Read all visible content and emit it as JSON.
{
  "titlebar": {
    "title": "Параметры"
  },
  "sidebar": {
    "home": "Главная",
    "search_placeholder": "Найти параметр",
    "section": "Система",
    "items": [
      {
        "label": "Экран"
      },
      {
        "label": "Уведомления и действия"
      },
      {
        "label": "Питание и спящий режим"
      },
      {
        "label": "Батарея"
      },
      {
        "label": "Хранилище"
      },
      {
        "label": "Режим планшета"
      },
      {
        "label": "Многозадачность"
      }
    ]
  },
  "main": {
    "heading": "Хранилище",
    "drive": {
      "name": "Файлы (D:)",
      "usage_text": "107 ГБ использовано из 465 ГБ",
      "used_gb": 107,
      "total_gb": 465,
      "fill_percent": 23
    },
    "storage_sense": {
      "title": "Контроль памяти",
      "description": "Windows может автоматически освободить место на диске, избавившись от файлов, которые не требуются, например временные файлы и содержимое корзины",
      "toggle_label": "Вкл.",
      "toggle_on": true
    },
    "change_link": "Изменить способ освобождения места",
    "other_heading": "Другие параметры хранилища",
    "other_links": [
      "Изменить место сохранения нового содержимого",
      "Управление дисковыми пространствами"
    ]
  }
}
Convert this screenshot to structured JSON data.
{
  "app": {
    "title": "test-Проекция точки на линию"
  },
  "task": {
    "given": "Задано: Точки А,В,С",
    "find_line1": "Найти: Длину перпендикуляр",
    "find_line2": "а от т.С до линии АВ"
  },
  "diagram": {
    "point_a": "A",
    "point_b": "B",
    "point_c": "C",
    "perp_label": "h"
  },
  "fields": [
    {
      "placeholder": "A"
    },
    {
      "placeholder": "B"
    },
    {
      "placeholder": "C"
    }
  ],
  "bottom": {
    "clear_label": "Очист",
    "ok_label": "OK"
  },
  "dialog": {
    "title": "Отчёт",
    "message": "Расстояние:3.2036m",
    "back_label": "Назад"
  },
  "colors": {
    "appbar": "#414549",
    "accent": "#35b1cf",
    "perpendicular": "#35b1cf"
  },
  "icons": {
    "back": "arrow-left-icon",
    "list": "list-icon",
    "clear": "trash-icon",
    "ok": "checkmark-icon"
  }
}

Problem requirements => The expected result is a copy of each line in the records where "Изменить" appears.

Final answer =>
    "change_link": "Изменить способ освобождения места",
      "Изменить место сохранения нового содержимого",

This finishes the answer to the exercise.